**Aim of the task**
Write out every line from the listing below where the string "views" is found.

**Records supplied**
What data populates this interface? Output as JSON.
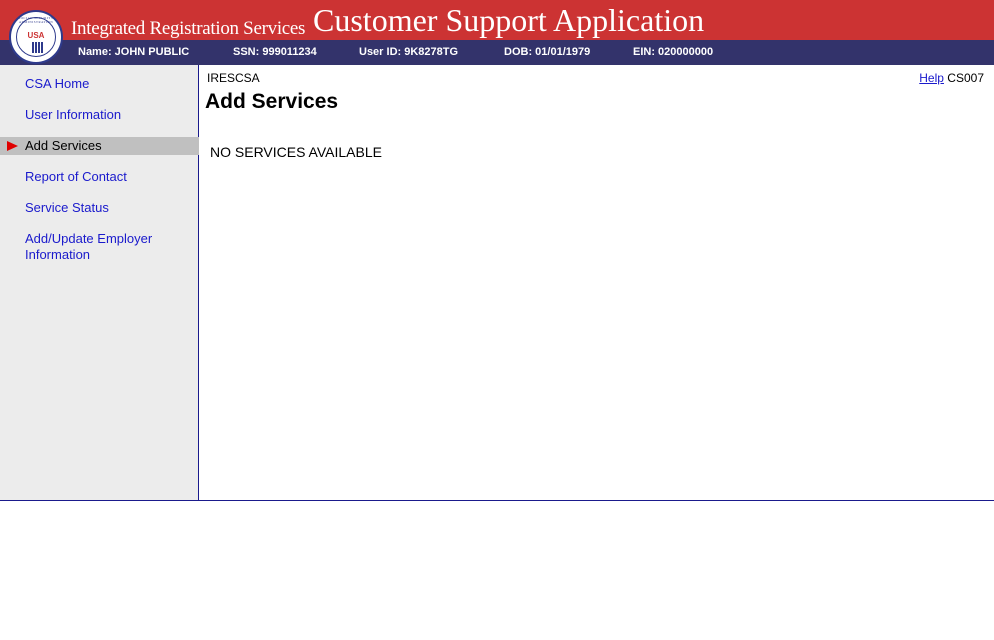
{
  "header": {
    "seal_text": "SOCIAL SECURITY ADMINISTRATION",
    "seal_usa": "USA",
    "subtitle": "Integrated Registration Services",
    "title": "Customer Support Application",
    "colors": {
      "banner": "#cc3333",
      "info_bar": "#33336b"
    }
  },
  "info_bar": {
    "name": "Name: JOHN PUBLIC",
    "ssn": "SSN: 999011234",
    "user_id": "User ID: 9K8278TG",
    "dob": "DOB: 01/01/1979",
    "ein": "EIN: 020000000"
  },
  "sidebar": {
    "items": [
      {
        "label": "CSA Home"
      },
      {
        "label": "User Information"
      },
      {
        "label": "Add Services",
        "active": true
      },
      {
        "label": "Report of Contact"
      },
      {
        "label": "Service Status"
      },
      {
        "label": "Add/Update Employer Information"
      }
    ],
    "active_marker_icon": "red-triangle-arrow-icon"
  },
  "main": {
    "app_code": "IRESCSA",
    "help_label": "Help",
    "screen_code": "CS007",
    "heading": "Add Services",
    "message": "NO SERVICES AVAILABLE"
  }
}
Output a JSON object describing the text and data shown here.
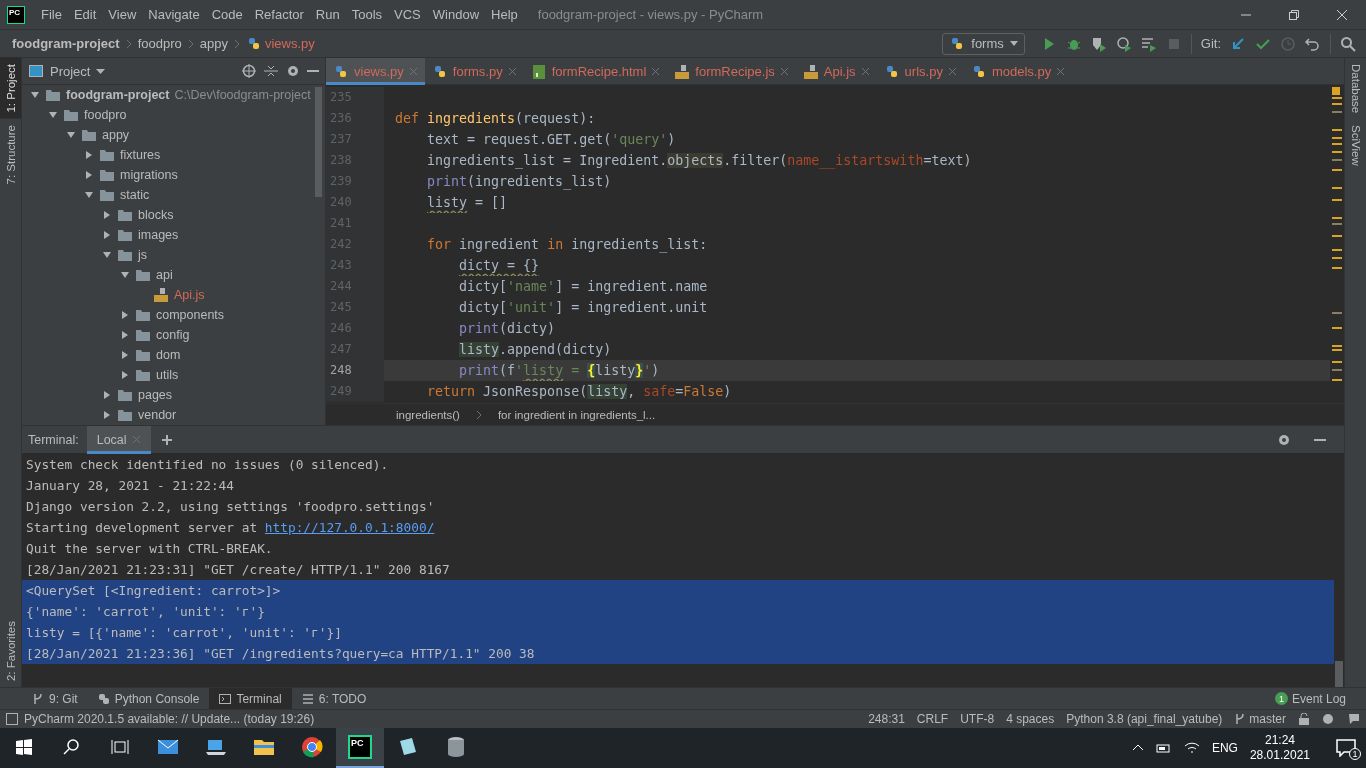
{
  "window": {
    "logo": "PC",
    "menu": [
      "File",
      "Edit",
      "View",
      "Navigate",
      "Code",
      "Refactor",
      "Run",
      "Tools",
      "VCS",
      "Window",
      "Help"
    ],
    "title": "foodgram-project - views.py - PyCharm"
  },
  "navbar": {
    "crumbs": [
      {
        "label": "foodgram-project",
        "kind": "project"
      },
      {
        "label": "foodpro",
        "kind": "folder"
      },
      {
        "label": "appy",
        "kind": "folder"
      },
      {
        "label": "views.py",
        "kind": "file"
      }
    ],
    "run_config": "forms",
    "git_label": "Git:"
  },
  "left_stripe": [
    {
      "label": "1: Project",
      "selected": true,
      "kind": "top"
    },
    {
      "label": "7: Structure",
      "selected": false,
      "kind": "top"
    },
    {
      "label": "2: Favorites",
      "selected": false,
      "kind": "bottom"
    }
  ],
  "right_stripe": [
    "Database",
    "SciView"
  ],
  "project": {
    "title": "Project",
    "tree": [
      {
        "label": "foodgram-project",
        "hint": "C:\\Dev\\foodgram-project",
        "kind": "root",
        "expanded": true,
        "children": [
          {
            "label": "foodpro",
            "kind": "folder",
            "expanded": true,
            "children": [
              {
                "label": "appy",
                "kind": "folder",
                "expanded": true,
                "children": [
                  {
                    "label": "fixtures",
                    "kind": "folder",
                    "expanded": false
                  },
                  {
                    "label": "migrations",
                    "kind": "folder",
                    "expanded": false
                  },
                  {
                    "label": "static",
                    "kind": "folder",
                    "expanded": true,
                    "children": [
                      {
                        "label": "blocks",
                        "kind": "folder",
                        "expanded": false
                      },
                      {
                        "label": "images",
                        "kind": "folder",
                        "expanded": false
                      },
                      {
                        "label": "js",
                        "kind": "folder",
                        "expanded": true,
                        "children": [
                          {
                            "label": "api",
                            "kind": "folder",
                            "expanded": true,
                            "children": [
                              {
                                "label": "Api.js",
                                "kind": "js"
                              }
                            ]
                          },
                          {
                            "label": "components",
                            "kind": "folder",
                            "expanded": false
                          },
                          {
                            "label": "config",
                            "kind": "folder",
                            "expanded": false
                          },
                          {
                            "label": "dom",
                            "kind": "folder",
                            "expanded": false
                          },
                          {
                            "label": "utils",
                            "kind": "folder",
                            "expanded": false
                          }
                        ]
                      },
                      {
                        "label": "pages",
                        "kind": "folder",
                        "expanded": false
                      },
                      {
                        "label": "vendor",
                        "kind": "folder",
                        "expanded": false
                      }
                    ]
                  }
                ]
              }
            ]
          }
        ]
      }
    ]
  },
  "tabs": [
    {
      "label": "views.py",
      "kind": "py",
      "selected": true
    },
    {
      "label": "forms.py",
      "kind": "py",
      "selected": false
    },
    {
      "label": "formRecipe.html",
      "kind": "html",
      "selected": false
    },
    {
      "label": "formRecipe.js",
      "kind": "js",
      "selected": false
    },
    {
      "label": "Api.js",
      "kind": "js",
      "selected": false
    },
    {
      "label": "urls.py",
      "kind": "py",
      "selected": false
    },
    {
      "label": "models.py",
      "kind": "py",
      "selected": false
    }
  ],
  "code": [
    {
      "number": "235",
      "current": false
    },
    {
      "number": "236",
      "current": false,
      "segments": [
        {
          "text": "def ",
          "kind": "keyword"
        },
        {
          "text": "ingredients",
          "kind": "function"
        },
        {
          "text": "(request):",
          "kind": "plain"
        }
      ]
    },
    {
      "number": "237",
      "current": false,
      "segments": [
        {
          "text": "    text = request.GET.get(",
          "kind": "plain"
        },
        {
          "text": "'query'",
          "kind": "string"
        },
        {
          "text": ")",
          "kind": "plain"
        }
      ]
    },
    {
      "number": "238",
      "current": false,
      "segments": [
        {
          "text": "    ingredients_list = Ingredient.",
          "kind": "plain"
        },
        {
          "text": "objects",
          "kind": "usage"
        },
        {
          "text": ".filter(",
          "kind": "plain"
        },
        {
          "text": "name__istartswith",
          "kind": "param"
        },
        {
          "text": "=text)",
          "kind": "plain"
        }
      ]
    },
    {
      "number": "239",
      "current": false,
      "segments": [
        {
          "text": "    print",
          "kind": "builtin"
        },
        {
          "text": "(ingredients_list)",
          "kind": "plain"
        }
      ]
    },
    {
      "number": "240",
      "current": false,
      "segments": [
        {
          "text": "    listy",
          "kind": "warn"
        },
        {
          "text": " = []",
          "kind": "plain"
        }
      ]
    },
    {
      "number": "241",
      "current": false
    },
    {
      "number": "242",
      "current": false,
      "segments": [
        {
          "text": "    for ",
          "kind": "keyword"
        },
        {
          "text": "ingredient ",
          "kind": "plain"
        },
        {
          "text": "in ",
          "kind": "keyword"
        },
        {
          "text": "ingredients_list:",
          "kind": "plain"
        }
      ]
    },
    {
      "number": "243",
      "current": false,
      "segments": [
        {
          "text": "        dicty = {}",
          "kind": "warn"
        }
      ]
    },
    {
      "number": "244",
      "current": false,
      "segments": [
        {
          "text": "        dicty[",
          "kind": "plain"
        },
        {
          "text": "'name'",
          "kind": "string"
        },
        {
          "text": "] = ingredient.name",
          "kind": "plain"
        }
      ]
    },
    {
      "number": "245",
      "current": false,
      "segments": [
        {
          "text": "        dicty[",
          "kind": "plain"
        },
        {
          "text": "'unit'",
          "kind": "string"
        },
        {
          "text": "] = ingredient.unit",
          "kind": "plain"
        }
      ]
    },
    {
      "number": "246",
      "current": false,
      "segments": [
        {
          "text": "        print",
          "kind": "builtin"
        },
        {
          "text": "(dicty)",
          "kind": "plain"
        }
      ]
    },
    {
      "number": "247",
      "current": false,
      "segments": [
        {
          "text": "        listy",
          "kind": "write"
        },
        {
          "text": ".append(dicty)",
          "kind": "plain"
        }
      ]
    },
    {
      "number": "248",
      "current": true,
      "segments": [
        {
          "text": "        print",
          "kind": "builtin"
        },
        {
          "text": "(f",
          "kind": "plain"
        },
        {
          "text": "'",
          "kind": "string"
        },
        {
          "text": "listy",
          "kind": "string-warn"
        },
        {
          "text": " = ",
          "kind": "string"
        },
        {
          "text": "{",
          "kind": "brace"
        },
        {
          "text": "listy",
          "kind": "plain"
        },
        {
          "text": "}",
          "kind": "brace"
        },
        {
          "text": "'",
          "kind": "string"
        },
        {
          "text": ")",
          "kind": "plain"
        }
      ]
    },
    {
      "number": "249",
      "current": false,
      "segments": [
        {
          "text": "    return ",
          "kind": "keyword"
        },
        {
          "text": "JsonResponse(",
          "kind": "plain"
        },
        {
          "text": "listy",
          "kind": "write"
        },
        {
          "text": ", ",
          "kind": "plain"
        },
        {
          "text": "safe",
          "kind": "param"
        },
        {
          "text": "=",
          "kind": "plain"
        },
        {
          "text": "False",
          "kind": "keyword"
        },
        {
          "text": ")",
          "kind": "plain"
        }
      ]
    }
  ],
  "editor_breadcrumbs": [
    "ingredients()",
    "for ingredient in ingredients_l..."
  ],
  "terminal": {
    "label": "Terminal:",
    "tabs": [
      {
        "label": "Local",
        "selected": true
      }
    ],
    "lines": [
      {
        "selected": false,
        "segments": [
          {
            "text": "System check identified no issues (0 silenced).",
            "link": false
          }
        ]
      },
      {
        "selected": false,
        "segments": [
          {
            "text": "January 28, 2021 - 21:22:44",
            "link": false
          }
        ]
      },
      {
        "selected": false,
        "segments": [
          {
            "text": "Django version 2.2, using settings 'foodpro.settings'",
            "link": false
          }
        ]
      },
      {
        "selected": false,
        "segments": [
          {
            "text": "Starting development server at ",
            "link": false
          },
          {
            "text": "http://127.0.0.1:8000/",
            "link": true
          }
        ]
      },
      {
        "selected": false,
        "segments": [
          {
            "text": "Quit the server with CTRL-BREAK.",
            "link": false
          }
        ]
      },
      {
        "selected": false,
        "segments": [
          {
            "text": "[28/Jan/2021 21:23:31] \"GET /create/ HTTP/1.1\" 200 8167",
            "link": false
          }
        ]
      },
      {
        "selected": true,
        "segments": [
          {
            "text": "<QuerySet [<Ingredient: carrot>]>",
            "link": false
          }
        ]
      },
      {
        "selected": true,
        "segments": [
          {
            "text": "{'name': 'carrot', 'unit': 'г'}",
            "link": false
          }
        ]
      },
      {
        "selected": true,
        "segments": [
          {
            "text": "listy = [{'name': 'carrot', 'unit': 'г'}]",
            "link": false
          }
        ]
      },
      {
        "selected": true,
        "segments": [
          {
            "text": "[28/Jan/2021 21:23:36] \"GET /ingredients?query=ca HTTP/1.1\" 200 38",
            "link": false
          }
        ]
      }
    ]
  },
  "tool_windows": [
    {
      "label": "9: Git",
      "kind": "git",
      "selected": false
    },
    {
      "label": "Python Console",
      "kind": "python",
      "selected": false
    },
    {
      "label": "Terminal",
      "kind": "terminal",
      "selected": true
    },
    {
      "label": "6: TODO",
      "kind": "todo",
      "selected": false
    }
  ],
  "event_log": {
    "label": "Event Log",
    "count": "1"
  },
  "status_bar": {
    "message": "PyCharm 2020.1.5 available: // Update... (today 19:26)",
    "items": [
      "248:31",
      "CRLF",
      "UTF-8",
      "4 spaces",
      "Python 3.8 (api_final_yatube)"
    ],
    "branch": "master"
  },
  "taskbar": {
    "apps": [
      {
        "kind": "mail",
        "active": false
      },
      {
        "kind": "laptop",
        "active": false
      },
      {
        "kind": "folder",
        "active": false
      },
      {
        "kind": "browser",
        "active": false
      },
      {
        "kind": "pycharm",
        "label": "PC",
        "active": true
      },
      {
        "kind": "notepad",
        "active": false
      },
      {
        "kind": "database",
        "active": false
      }
    ],
    "language": "ENG",
    "time": "21:24",
    "date": "28.01.2021",
    "notifications": "1"
  }
}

**Solution for this problem**
    "title": "foodgram-project - views.py - PyCharm"
        "label": "views.py",
      "label": "views.py",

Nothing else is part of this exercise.